12-31-10 | Printable Version

Year-End 2010

Year in Review
Small market dailies garnered most interest from buyers in 2010

With a couple of notable exceptions, small market newspapers dominated the deal list in 2010.

More than three-quarters of the dailynewspapers sold in 2010 had circulation less than 10,000. This was in sharp contrast to 2009, when only a handful of small dailies changed hands, and the average circulation of daily newspapers sold was one of the highest in modern times.

This turnabout was in part a reflection of the relative health of the small market newspaper sector. Many smaller newspapers were posting gains in year-over-year advertising revenue at year-end. Meanwhile, those in larger markets – demonstrated in the public company reports – generally continued to see lower revenue.

It was also a reflection of availability. Family owners represented six of the 10 sellers in transactions involving daily newspapers in 2010, and this ownership class is heavily weighted toward smaller markets.

By the Numbers

Some 13 daily newspapers were sold in those 10 transactions in 2010, totaling $148.9 million.

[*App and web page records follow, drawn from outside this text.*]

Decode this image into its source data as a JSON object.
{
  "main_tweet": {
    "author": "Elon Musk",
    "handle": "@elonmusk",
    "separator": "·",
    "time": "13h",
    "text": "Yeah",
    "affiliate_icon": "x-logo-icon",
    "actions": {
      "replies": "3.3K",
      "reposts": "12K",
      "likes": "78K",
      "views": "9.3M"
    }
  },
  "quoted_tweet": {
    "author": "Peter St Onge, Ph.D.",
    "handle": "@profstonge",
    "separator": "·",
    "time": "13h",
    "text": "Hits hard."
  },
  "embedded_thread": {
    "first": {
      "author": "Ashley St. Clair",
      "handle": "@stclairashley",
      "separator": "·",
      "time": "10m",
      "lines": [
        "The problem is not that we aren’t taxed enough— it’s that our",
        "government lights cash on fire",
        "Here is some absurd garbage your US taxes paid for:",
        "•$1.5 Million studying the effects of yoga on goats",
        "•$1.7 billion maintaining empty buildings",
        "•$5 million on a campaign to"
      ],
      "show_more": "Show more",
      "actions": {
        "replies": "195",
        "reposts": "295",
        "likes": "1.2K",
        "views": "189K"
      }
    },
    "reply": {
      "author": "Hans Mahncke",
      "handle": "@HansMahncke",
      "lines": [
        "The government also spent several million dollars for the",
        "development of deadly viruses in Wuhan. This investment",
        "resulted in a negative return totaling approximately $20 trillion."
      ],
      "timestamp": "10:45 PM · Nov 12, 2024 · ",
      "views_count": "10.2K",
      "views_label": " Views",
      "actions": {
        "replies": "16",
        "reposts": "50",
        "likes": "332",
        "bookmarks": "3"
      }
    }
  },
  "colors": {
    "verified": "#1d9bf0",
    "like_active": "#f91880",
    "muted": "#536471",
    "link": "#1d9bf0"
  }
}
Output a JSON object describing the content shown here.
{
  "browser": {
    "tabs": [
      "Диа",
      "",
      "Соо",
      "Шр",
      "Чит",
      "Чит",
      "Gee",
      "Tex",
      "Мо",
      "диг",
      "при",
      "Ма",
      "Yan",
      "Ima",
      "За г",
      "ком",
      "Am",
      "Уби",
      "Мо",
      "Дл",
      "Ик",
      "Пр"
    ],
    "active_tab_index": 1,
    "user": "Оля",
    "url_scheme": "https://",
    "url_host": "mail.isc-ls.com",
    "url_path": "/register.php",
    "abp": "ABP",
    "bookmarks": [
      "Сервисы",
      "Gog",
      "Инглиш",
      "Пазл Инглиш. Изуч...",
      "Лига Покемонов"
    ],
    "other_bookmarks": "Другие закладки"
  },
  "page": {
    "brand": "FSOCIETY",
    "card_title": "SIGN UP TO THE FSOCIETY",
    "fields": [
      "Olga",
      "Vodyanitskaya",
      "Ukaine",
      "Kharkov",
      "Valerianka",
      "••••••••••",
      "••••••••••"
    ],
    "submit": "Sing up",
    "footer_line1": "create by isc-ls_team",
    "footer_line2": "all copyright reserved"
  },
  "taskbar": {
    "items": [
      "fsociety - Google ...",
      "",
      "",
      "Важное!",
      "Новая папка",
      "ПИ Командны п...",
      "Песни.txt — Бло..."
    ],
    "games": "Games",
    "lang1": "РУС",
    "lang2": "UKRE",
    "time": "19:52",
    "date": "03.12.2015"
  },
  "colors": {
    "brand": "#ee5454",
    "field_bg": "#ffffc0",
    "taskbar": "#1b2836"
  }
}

These statistics were largely in line with the annual totals in the post-recession era: 11 transactions in 2008 worth $883.5 million and 16 transactions in 2009 worth $183.7 million. (The 2008 dollar volume was inflated by the $650 million sale of New York Newsday, which closed before the meltdown of the financial markets in the second half of the year.)

Deal Market Outlook

Two major issues have conspired to limit the newspaper deal market over the past three years.

First, newspapers have suffered through dramatic declines in advertising revenue beginning in late 2007. Second, lending for newspaper and other transactions all but disappeared in 2008.

While newspapers are recovering from a business perspective, the ability to finance deals continues to be very difficult. Until the financial markets show some signs of life, the number of publishing transactions is likely to be limited.

Our view is that if the U.S. economy continues to improve in 2011, some loosening of credit for newspaper deals is likely to occur, but probably not until the latter part of the year.

Year in Review

The largest daily newspaper sold in 2010 was the 127,000- circulation Honolulu Advertiser. David Blacks’ Oahu Publications, which owned the competing Honolulu Star-Bulletin, acquired the Gannett daily and combined the publications.

Another large newspaper operation sold in 2010 was Freedom Communications’ East Valley Tribune, with controlled distribution of nearly 100,000 in suburban Phoenix communities.

These deals, however, were the exception. The bulk of the daily newspaper deals involved dailies under 10,000 circulation, including many with less than 5,000 circulation.

Local owners sold small market newspapers in Washington and Tryon, North Carolina; Laconia, New Hampshire; Maryville, Tennessee; and Franklin and Morgan City, Louisiana.

In many cases, the buyers also were family owners and privately held companies. These included Scoop Sample, the Jones family in Tennessee, Boone Newspapers, Randy Miller and Murray Cohen.

Family-owned Brown Publishing went through a bankruptcy auction resulting in ownership being transferred to its senior lenders.

After taking over in September, the lenders shed most of the company’s business journals located throughout the country. Brown’s community newspapers in Ohio are expected to be sold in 2011.